Rabat - Former Franco-Moroccan journalist at the satirical magazine “Charlie Hebdo,” Zineb El Rhazoui, has opened up about anti-Semitism in the world, especially in Morocco, where she was born.
Rabat – Former Franco-Moroccan journalist at the satirical magazine “Charlie Hebdo,” Zineb El Rhazoui, has opened up about anti-Semitism in the world, especially in Morocco, where she was born.
Zineb El Rhazoui, who is now living under police protection following the Charlie Hebdo attacks in 2015, has spoken up in the French publication L’Observateur regarding the recent manifesto signed by 250 French personalities against the “new anti-Semitism.”
In the newspaper column, the 36-year-old activist supports the signatories, who have been accused by some groups of stigmatizing Muslims and increasing religious sectarianism.
El Rhazoui spent most of her childhood in Morocco where she recalls hearing the word “Yhoudi” (Jewish) as an insult for the first time 30 years ago.
“It was in a large family reunion and someone had used the phrase ‘Yhoudi ould lyhoud’ (Jewish son of a Jew) to tell him he was a naughty kid,” she said.
Though the former journalist explained that she would hear different variations of this “insult” throughout her life in Morocco, she still identifies her homeland as “the least anti-Semitic in the Arab world.”
She then recounts how the director of her primary school severely punished her and her classmates, after they threw trash in the yard of the neighbor’s house and insulted to the residents, a Jewish family.
“For the first time, we realized that our anti-Semitism was wrong.

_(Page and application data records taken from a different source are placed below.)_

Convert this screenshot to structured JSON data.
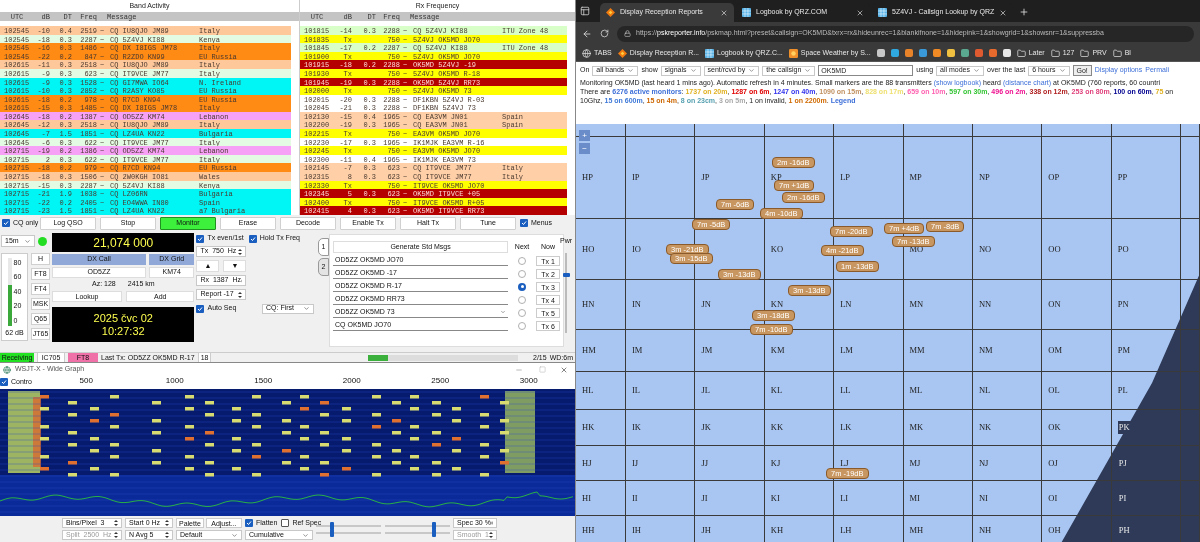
{
  "band_activity": {
    "title": "Band Activity",
    "columns": [
      "UTC",
      "dB",
      "DT",
      "Freq",
      "Message"
    ],
    "rows": [
      {
        "utc": "102545",
        "db": "-10",
        "dt": "0.4",
        "freq": "2519",
        "sep": "~",
        "message": "CQ IU8QJO JM89",
        "note": "Italy",
        "color": "#ffc89b"
      },
      {
        "utc": "102545",
        "db": "-18",
        "dt": "0.3",
        "freq": "2287",
        "sep": "~",
        "message": "CQ 5Z4VJ KI88",
        "note": "Kenya",
        "color": "#e2fbe2"
      },
      {
        "utc": "102545",
        "db": "-16",
        "dt": "0.3",
        "freq": "1486",
        "sep": "~",
        "message": "CQ DX I8IGS JM78",
        "note": "Italy",
        "color": "#ff8a14"
      },
      {
        "utc": "102545",
        "db": "-22",
        "dt": "0.2",
        "freq": "847",
        "sep": "~",
        "message": "CQ R2ZDO KN99",
        "note": "EU Russia",
        "color": "#ff8a14"
      },
      {
        "utc": "102615",
        "db": "-11",
        "dt": "0.3",
        "freq": "2518",
        "sep": "~",
        "message": "CQ IU8QJO JM89",
        "note": "Italy",
        "color": "#ffc89b"
      },
      {
        "utc": "102615",
        "db": "-9",
        "dt": "0.3",
        "freq": "623",
        "sep": "~",
        "message": "CQ IT9VCE JM77",
        "note": "Italy",
        "color": "#e2fbe2"
      },
      {
        "utc": "102615",
        "db": "-9",
        "dt": "0.3",
        "freq": "1528",
        "sep": "~",
        "message": "CQ GI7MWA IO64",
        "note": "N. Ireland",
        "color": "#00f5f5"
      },
      {
        "utc": "102615",
        "db": "-10",
        "dt": "0.3",
        "freq": "2852",
        "sep": "~",
        "message": "CQ R2ASY KO85",
        "note": "EU Russia",
        "color": "#00f5f5"
      },
      {
        "utc": "102615",
        "db": "-18",
        "dt": "0.2",
        "freq": "978",
        "sep": "~",
        "message": "CQ R7CD KN94",
        "note": "EU Russia",
        "color": "#ff8a14"
      },
      {
        "utc": "102615",
        "db": "-15",
        "dt": "0.3",
        "freq": "1485",
        "sep": "~",
        "message": "CQ DX I8IGS JM78",
        "note": "Italy",
        "color": "#ff8a14"
      },
      {
        "utc": "102645",
        "db": "-18",
        "dt": "0.2",
        "freq": "1387",
        "sep": "~",
        "message": "CQ OD5ZZ KM74",
        "note": "Lebanon",
        "color": "#f6a0f6"
      },
      {
        "utc": "102645",
        "db": "-12",
        "dt": "0.3",
        "freq": "2518",
        "sep": "~",
        "message": "CQ IU8QJO JM89",
        "note": "Italy",
        "color": "#ffc89b"
      },
      {
        "utc": "102645",
        "db": "-7",
        "dt": "1.5",
        "freq": "1851",
        "sep": "~",
        "message": "CQ LZ4UA KN22",
        "note": "Bulgaria",
        "color": "#00f5f5"
      },
      {
        "utc": "102645",
        "db": "-6",
        "dt": "0.3",
        "freq": "622",
        "sep": "~",
        "message": "CQ IT9VCE JM77",
        "note": "Italy",
        "color": "#e2fbe2"
      },
      {
        "utc": "102715",
        "db": "-19",
        "dt": "0.2",
        "freq": "1386",
        "sep": "~",
        "message": "CQ OD5ZZ KM74",
        "note": "Lebanon",
        "color": "#f6a0f6"
      },
      {
        "utc": "102715",
        "db": "2",
        "dt": "0.3",
        "freq": "622",
        "sep": "~",
        "message": "CQ IT9VCE JM77",
        "note": "Italy",
        "color": "#e2fbe2"
      },
      {
        "utc": "102715",
        "db": "-18",
        "dt": "0.2",
        "freq": "979",
        "sep": "~",
        "message": "CQ R7CD KN94",
        "note": "EU Russia",
        "color": "#ff8a14"
      },
      {
        "utc": "102715",
        "db": "-18",
        "dt": "0.3",
        "freq": "1506",
        "sep": "~",
        "message": "CQ 2W0KGH IO81",
        "note": "Wales",
        "color": "#ffc89b"
      },
      {
        "utc": "102715",
        "db": "-15",
        "dt": "0.3",
        "freq": "2287",
        "sep": "~",
        "message": "CQ 5Z4VJ KI88",
        "note": "Kenya",
        "color": "#e2fbe2"
      },
      {
        "utc": "102715",
        "db": "-21",
        "dt": "1.9",
        "freq": "1038",
        "sep": "~",
        "message": "CQ LZ06RN",
        "note": "Bulgaria",
        "color": "#00f5f5"
      },
      {
        "utc": "102715",
        "db": "-22",
        "dt": "0.2",
        "freq": "2405",
        "sep": "~",
        "message": "CQ EO4WWA IN80",
        "note": "Spain",
        "color": "#00f5f5"
      },
      {
        "utc": "102715",
        "db": "-23",
        "dt": "1.5",
        "freq": "1851",
        "sep": "~",
        "message": "CQ LZ4UA KN22",
        "note": "a7 Bulgaria",
        "color": "#00f5f5"
      }
    ]
  },
  "rx_frequency": {
    "title": "Rx Frequency",
    "columns": [
      "UTC",
      "dB",
      "DT",
      "Freq",
      "Message"
    ],
    "rows": [
      {
        "utc": "101815",
        "db": "-14",
        "dt": "0.3",
        "freq": "2288",
        "sep": "~",
        "message": "CQ 5Z4VJ KI88",
        "note": "ITU Zone 48",
        "color": "#d8ffc8"
      },
      {
        "utc": "101835",
        "db": "Tx",
        "freq": "750",
        "sep": "~",
        "message": "5Z4VJ OK5MD JO70",
        "color": "#ffff00"
      },
      {
        "utc": "101845",
        "db": "-17",
        "dt": "0.2",
        "freq": "2287",
        "sep": "~",
        "message": "CQ 5Z4VJ KI88",
        "note": "ITU Zone 48",
        "color": "#d8ffc8"
      },
      {
        "utc": "101900",
        "db": "Tx",
        "freq": "750",
        "sep": "~",
        "message": "5Z4VJ OK5MD JO70",
        "color": "#ffff00"
      },
      {
        "utc": "101915",
        "db": "-18",
        "dt": "0.2",
        "freq": "2288",
        "sep": "~",
        "message": "OK5MD 5Z4VJ -19",
        "color": "#b40000"
      },
      {
        "utc": "101930",
        "db": "Tx",
        "freq": "750",
        "sep": "~",
        "message": "5Z4VJ OK5MD R-18",
        "color": "#ffff00"
      },
      {
        "utc": "101945",
        "db": "-19",
        "dt": "0.3",
        "freq": "2288",
        "sep": "~",
        "message": "OK5MD 5Z4VJ RR73",
        "color": "#b40000"
      },
      {
        "utc": "102000",
        "db": "Tx",
        "freq": "750",
        "sep": "~",
        "message": "5Z4VJ OK5MD 73",
        "color": "#ffff00"
      },
      {
        "utc": "102015",
        "db": "-20",
        "dt": "0.3",
        "freq": "2288",
        "sep": "~",
        "message": "DF1KBN 5Z4VJ R-03",
        "color": "#ffffff"
      },
      {
        "utc": "102045",
        "db": "-21",
        "dt": "0.3",
        "freq": "2288",
        "sep": "~",
        "message": "DF1KBN 5Z4VJ 73",
        "color": "#ffffff"
      },
      {
        "utc": "102130",
        "db": "-15",
        "dt": "0.4",
        "freq": "1965",
        "sep": "~",
        "message": "CQ EA3VM JN01",
        "note": "Spain",
        "color": "#ffd0a8"
      },
      {
        "utc": "102200",
        "db": "-19",
        "dt": "0.3",
        "freq": "1965",
        "sep": "~",
        "message": "CQ EA3VM JN01",
        "note": "Spain",
        "color": "#ffd0a8"
      },
      {
        "utc": "102215",
        "db": "Tx",
        "freq": "750",
        "sep": "~",
        "message": "EA3VM OK5MD JO70",
        "color": "#ffff00"
      },
      {
        "utc": "102230",
        "db": "-17",
        "dt": "0.3",
        "freq": "1965",
        "sep": "~",
        "message": "IK1MJK EA3VM R-16",
        "color": "#ffffff"
      },
      {
        "utc": "102245",
        "db": "Tx",
        "freq": "750",
        "sep": "~",
        "message": "EA3VM OK5MD JO70",
        "color": "#ffff00"
      },
      {
        "utc": "102300",
        "db": "-11",
        "dt": "0.4",
        "freq": "1965",
        "sep": "~",
        "message": "IK1MJK EA3VM 73",
        "color": "#ffffff"
      },
      {
        "utc": "102145",
        "db": "-7",
        "dt": "0.3",
        "freq": "623",
        "sep": "~",
        "message": "CQ IT9VCE JM77",
        "note": "Italy",
        "color": "#ffd0a8"
      },
      {
        "utc": "102315",
        "db": "8",
        "dt": "0.3",
        "freq": "623",
        "sep": "~",
        "message": "CQ IT9VCE JM77",
        "note": "Italy",
        "color": "#ffd0a8"
      },
      {
        "utc": "102330",
        "db": "Tx",
        "freq": "750",
        "sep": "~",
        "message": "IT9VCE OK5MD JO70",
        "color": "#ffff00"
      },
      {
        "utc": "102345",
        "db": "5",
        "dt": "0.3",
        "freq": "623",
        "sep": "~",
        "message": "OK5MD IT9VCE +05",
        "color": "#b40000"
      },
      {
        "utc": "102400",
        "db": "Tx",
        "freq": "750",
        "sep": "~",
        "message": "IT9VCE OK5MD R+05",
        "color": "#ffff00"
      },
      {
        "utc": "102415",
        "db": "4",
        "dt": "0.3",
        "freq": "623",
        "sep": "~",
        "message": "OK5MD IT9VCE RR73",
        "color": "#b40000"
      }
    ]
  },
  "controls": {
    "cq_only": {
      "label": "CQ only",
      "checked": true
    },
    "top_buttons": [
      {
        "label": "Log QSO",
        "on": false
      },
      {
        "label": "Stop",
        "on": false
      },
      {
        "label": "Monitor",
        "on": true
      },
      {
        "label": "Erase",
        "on": false
      },
      {
        "label": "Decode",
        "on": false
      },
      {
        "label": "Enable Tx",
        "on": false
      },
      {
        "label": "Halt Tx",
        "on": false
      },
      {
        "label": "Tune",
        "on": false
      }
    ],
    "menus": {
      "label": "Menus",
      "checked": true
    },
    "band": "15m",
    "frequency": "21,074 000",
    "meter": {
      "ticks": [
        "80",
        "60",
        "40",
        "20",
        "0"
      ],
      "level": 0.6,
      "reading": "62 dB"
    },
    "modes": [
      "H",
      "FT8",
      "FT4",
      "MSK",
      "Q65",
      "JT65"
    ],
    "dx": {
      "call_label": "DX Call",
      "grid_label": "DX Grid",
      "call": "OD5ZZ",
      "grid": "KM74",
      "az": "Az: 128",
      "distance": "2415 km"
    },
    "lookup": "Lookup",
    "add": "Add",
    "clock": {
      "date": "2025 čvc 02",
      "time": "10:27:32"
    },
    "tx_even": {
      "label": "Tx even/1st",
      "checked": true
    },
    "hold_tx": {
      "label": "Hold Tx Freq",
      "checked": true
    },
    "tx_freq": "Tx  750  Hz",
    "up": "▲",
    "down": "▼",
    "rx_freq": "Rx  1387  Hz",
    "report": "Report -17",
    "auto_seq": {
      "label": "Auto Seq",
      "checked": true
    },
    "cq_mode": "CQ: First",
    "msg_tabs": [
      {
        "label": "1",
        "selected": true
      },
      {
        "label": "2",
        "selected": false
      }
    ],
    "generate": "Generate Std Msgs",
    "next_label": "Next",
    "now_label": "Now",
    "messages": [
      {
        "text": "OD5ZZ OK5MD JO70",
        "kind": "field",
        "selected": false,
        "button": "Tx 1"
      },
      {
        "text": "OD5ZZ OK5MD -17",
        "kind": "field",
        "selected": false,
        "button": "Tx 2"
      },
      {
        "text": "OD5ZZ OK5MD R-17",
        "kind": "field",
        "selected": true,
        "button": "Tx 3"
      },
      {
        "text": "OD5ZZ OK5MD RR73",
        "kind": "field",
        "selected": false,
        "button": "Tx 4"
      },
      {
        "text": "OD5ZZ OK5MD 73",
        "kind": "dropdown",
        "selected": false,
        "button": "Tx 5"
      },
      {
        "text": "CQ OK5MD JO70",
        "kind": "field",
        "selected": false,
        "button": "Tx 6"
      }
    ],
    "pwr": {
      "label": "Pwr",
      "level": 0.75
    }
  },
  "status_bar": {
    "state": "Receiving",
    "rig": "IC705",
    "mode": "FT8",
    "last_tx": "Last Tx: OD5ZZ OK5MD R-17",
    "count": "18",
    "progress": {
      "level": 0.13
    },
    "period": "2/15",
    "wd": "WD:6m"
  },
  "wide_graph": {
    "title": "WSJT-X - Wide Graph",
    "control": {
      "label": "Contro",
      "checked": true
    },
    "scale": [
      "500",
      "1000",
      "1500",
      "2000",
      "2500",
      "3000"
    ],
    "bins": "Bins/Pixel  3",
    "split": {
      "text": "Split  2500  Hz",
      "disabled": true
    },
    "start": "Start 0 Hz",
    "navg": "N Avg 5",
    "palette_label": "Palette",
    "adjust": "Adjust...",
    "palette": "Default",
    "flatten": {
      "label": "Flatten",
      "checked": true
    },
    "ref_spec": {
      "label": "Ref Spec",
      "checked": false
    },
    "spectrum_mode": "Cumulative",
    "sliders": [
      {
        "level": 0.25
      },
      {
        "level": 0.76
      },
      {
        "level": 0.25
      },
      {
        "level": 0.76
      }
    ],
    "spec": "Spec 30 %",
    "smooth": {
      "text": "Smooth  1",
      "disabled": true
    }
  },
  "browser": {
    "tabs": [
      {
        "title": "Display Reception Reports",
        "kind": "psk",
        "selected": true
      },
      {
        "title": "Logbook by QRZ.COM",
        "kind": "qrz",
        "selected": false
      },
      {
        "title": "5Z4VJ - Callsign Lookup by QRZ",
        "kind": "qrz",
        "selected": false
      }
    ],
    "address": {
      "scheme": "https://",
      "host": "pskreporter.info",
      "path": "/pskmap.html?preset&callsign=OK5MD&txrx=rx&hideunrec=1&blankifnone=1&hidepink=1&showgrid=1&showsnr=1&suppressba"
    },
    "bookmarks": [
      {
        "kind": "globe",
        "label": "TABS"
      },
      {
        "kind": "psk",
        "label": "Display Reception R..."
      },
      {
        "kind": "qrz",
        "label": "Logbook by QRZ.C..."
      },
      {
        "kind": "sun",
        "label": "Space Weather by S..."
      },
      {
        "kind": "icon",
        "color": "#c8c8c8"
      },
      {
        "kind": "icon",
        "color": "#2fa8e0"
      },
      {
        "kind": "icon",
        "color": "#e8832a"
      },
      {
        "kind": "icon",
        "color": "#3a9ad9"
      },
      {
        "kind": "icon",
        "color": "#f08a24"
      },
      {
        "kind": "icon",
        "color": "#f0c040"
      },
      {
        "kind": "icon",
        "color": "#5aa890"
      },
      {
        "kind": "icon",
        "color": "#e05a30"
      },
      {
        "kind": "icon",
        "color": "#e86a2c"
      },
      {
        "kind": "icon",
        "color": "#e8e8e8"
      },
      {
        "kind": "folder",
        "label": "Later"
      },
      {
        "kind": "folder",
        "label": "127"
      },
      {
        "kind": "folder",
        "label": "PRV"
      },
      {
        "kind": "folder",
        "label": "Bl"
      }
    ],
    "form": [
      {
        "kind": "text",
        "text": "On"
      },
      {
        "kind": "select",
        "text": "all bands"
      },
      {
        "kind": "text",
        "text": "show"
      },
      {
        "kind": "select",
        "text": "signals"
      },
      {
        "kind": "select",
        "text": "sent/rcvd by"
      },
      {
        "kind": "select",
        "text": "the callsign"
      },
      {
        "kind": "input",
        "text": "OK5MD"
      },
      {
        "kind": "text",
        "text": "using"
      },
      {
        "kind": "select",
        "text": "all modes"
      },
      {
        "kind": "text",
        "text": "over the last"
      },
      {
        "kind": "select",
        "text": "6 hours"
      },
      {
        "kind": "button",
        "text": "Go!"
      },
      {
        "kind": "link",
        "text": "Display options"
      },
      {
        "kind": "link",
        "text": "Permali"
      }
    ],
    "monitoring": [
      {
        "text": "Monitoring OK5MD (last heard 1 mins ago). Automatic refresh in 4 minutes. Small markers are the 88 transmitters "
      },
      {
        "text": "(show logbook)",
        "link": true
      },
      {
        "text": " heard "
      },
      {
        "text": "(distance chart)",
        "link": true
      },
      {
        "text": " at OK5MD (760 reports, 60 countri"
      }
    ],
    "monitors": [
      {
        "text": "There are "
      },
      {
        "text": "6276 active monitors",
        "color": "#3d6fd8"
      },
      {
        "text": ": "
      },
      {
        "text": "1737 on 20m",
        "color": "#e0b020",
        "sep": ", "
      },
      {
        "text": "1287 on 6m",
        "color": "#e00000",
        "sep": ", "
      },
      {
        "text": "1247 on 40m",
        "color": "#3333ee",
        "sep": ", "
      },
      {
        "text": "1090 on 15m",
        "color": "#c09060",
        "sep": ", "
      },
      {
        "text": "828 on 17m",
        "color": "#eee070",
        "sep": ", "
      },
      {
        "text": "659 on 10m",
        "color": "#ff5fb0",
        "sep": ", "
      },
      {
        "text": "597 on 30m",
        "color": "#33c433",
        "sep": ", "
      },
      {
        "text": "496 on 2m",
        "color": "#ee1090",
        "sep": ", "
      },
      {
        "text": "338 on 12m",
        "color": "#b02020",
        "sep": ", "
      },
      {
        "text": "253 on 80m",
        "color": "#e0407b",
        "sep": ", "
      },
      {
        "text": "100 on 60m",
        "color": "#000090",
        "sep": ", "
      },
      {
        "text": "75",
        "color": "#e0b020"
      },
      {
        "text": " on 10Ghz",
        "sep": ", "
      },
      {
        "text": "15 on 600m",
        "color": "#3d78d8",
        "sep": ", "
      },
      {
        "text": "15 on 4m",
        "color": "#cc6600",
        "sep": ", "
      },
      {
        "text": "8 on 23cm",
        "color": "#55a0b0",
        "sep": ", "
      },
      {
        "text": "3 on 5m",
        "color": "#a8a8a8",
        "sep": ", "
      },
      {
        "text": "1 on invalid",
        "sep": ", "
      },
      {
        "text": "1 on 2200m",
        "color": "#d06a00",
        "sep": ". "
      },
      {
        "text": "Legend",
        "color": "#3d6fd8"
      }
    ]
  },
  "map": {
    "zoom_in": "+",
    "zoom_out": "−",
    "grid_rows": [
      [
        "HP",
        "IP",
        "JP",
        "KP",
        "LP",
        "MP",
        "NP",
        "OP",
        "PP"
      ],
      [
        "HO",
        "IO",
        null,
        "KO",
        null,
        "MO",
        "NO",
        "OO",
        "PO"
      ],
      [
        "HN",
        "IN",
        "JN",
        "KN",
        "LN",
        "MN",
        "NN",
        "ON",
        "PN"
      ],
      [
        "HM",
        "IM",
        "JM",
        "KM",
        "LM",
        "MM",
        "NM",
        "OM",
        "PM"
      ],
      [
        "HL",
        "IL",
        "JL",
        "KL",
        "LL",
        "ML",
        "NL",
        "OL",
        "PL"
      ],
      [
        "HK",
        "IK",
        "JK",
        "KK",
        "LK",
        "MK",
        "NK",
        "OK",
        "PK"
      ],
      [
        "HJ",
        "IJ",
        "JJ",
        "KJ",
        "LJ",
        "MJ",
        "NJ",
        "OJ",
        "PJ"
      ],
      [
        "HI",
        "II",
        "JI",
        "KI",
        "LI",
        "MI",
        "NI",
        "OI",
        "PI"
      ],
      [
        "HH",
        "IH",
        "JH",
        "KH",
        "LH",
        "MH",
        "NH",
        "OH",
        "PH"
      ]
    ],
    "markers": [
      "2m -16dB",
      "7m +1dB",
      "2m -16dB",
      "7m -6dB",
      "4m -10dB",
      "7m -5dB",
      "3m -21dB",
      "3m -15dB",
      "3m -13dB",
      "7m -20dB",
      "4m -21dB",
      "7m +4dB",
      "7m -8dB",
      "7m -13dB",
      "1m -13dB",
      "3m -13dB",
      "3m -18dB",
      "7m -10dB",
      "7m -19dB"
    ]
  }
}
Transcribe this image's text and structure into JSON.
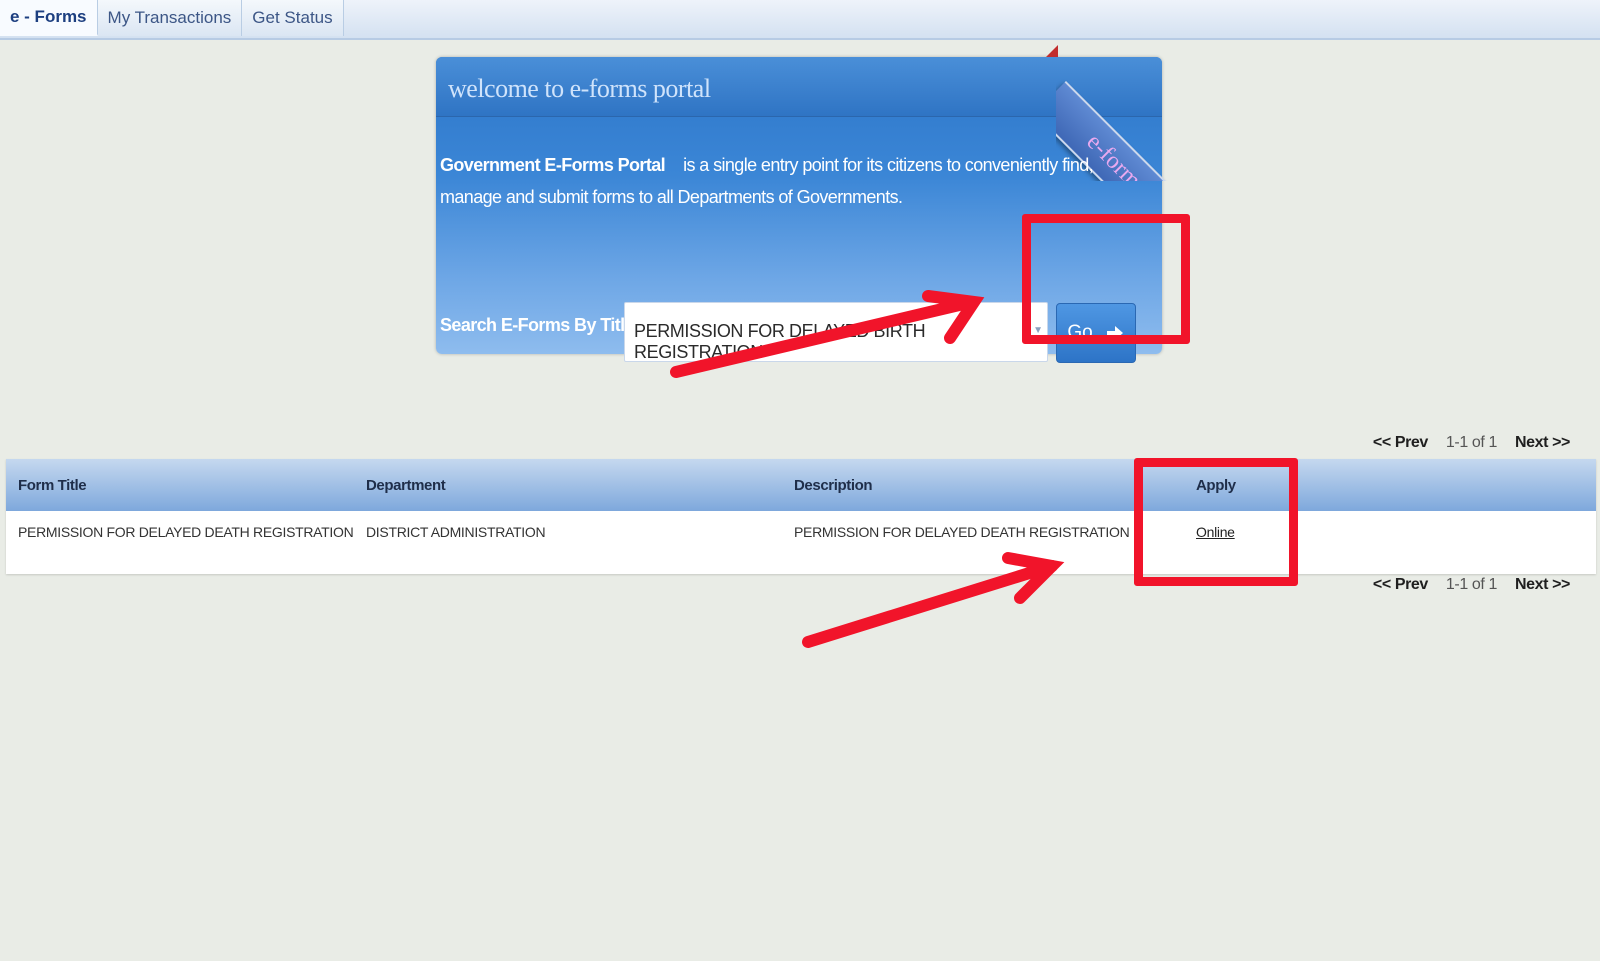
{
  "tabs": [
    {
      "label": "e - Forms",
      "active": true
    },
    {
      "label": "My Transactions",
      "active": false
    },
    {
      "label": "Get Status",
      "active": false
    }
  ],
  "panel": {
    "title": "welcome to e-forms portal",
    "ribbon": "e-forms",
    "intro_bold": "Government E-Forms Portal",
    "intro_text": "is a single entry point for its citizens to conveniently find, manage and submit forms to all Departments of Governments.",
    "search_label": "Search E-Forms By Title :",
    "search_value": "PERMISSION FOR DELAYED BIRTH REGISTRATION",
    "go_label": "Go"
  },
  "pager": {
    "prev": "<< Prev",
    "count": "1-1 of 1",
    "next": "Next >>"
  },
  "table": {
    "headers": [
      "Form Title",
      "Department",
      "Description",
      "Apply"
    ],
    "rows": [
      [
        "PERMISSION FOR DELAYED DEATH REGISTRATION",
        "DISTRICT ADMINISTRATION",
        "PERMISSION FOR DELAYED DEATH REGISTRATION",
        "Online"
      ]
    ]
  },
  "colors": {
    "annotation": "#f1142a",
    "panel_blue": "#3b86d6",
    "header_blue": "#7ea8dc"
  }
}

Ironically, it was our professor, a brilliant Palestinian intellectual refugee in Morocco–the founder of our school–who taught us.”
“The New Anti-Semitism” is a book to be published Wednesday in France where fifteen French intellectuals take the pen to denounce the “poison of anti-Semitic crimes committed in France by Islamists,” according to French media Le Parisien.
More than 250 signatories responded to a call by a collective, including El Rhazoui, the former director of “Charlie Hebdo” Philippe Val, the former French President Nicolas Sarkozy, three former French prime ministers, religious representatives, intellectuals, and several artists.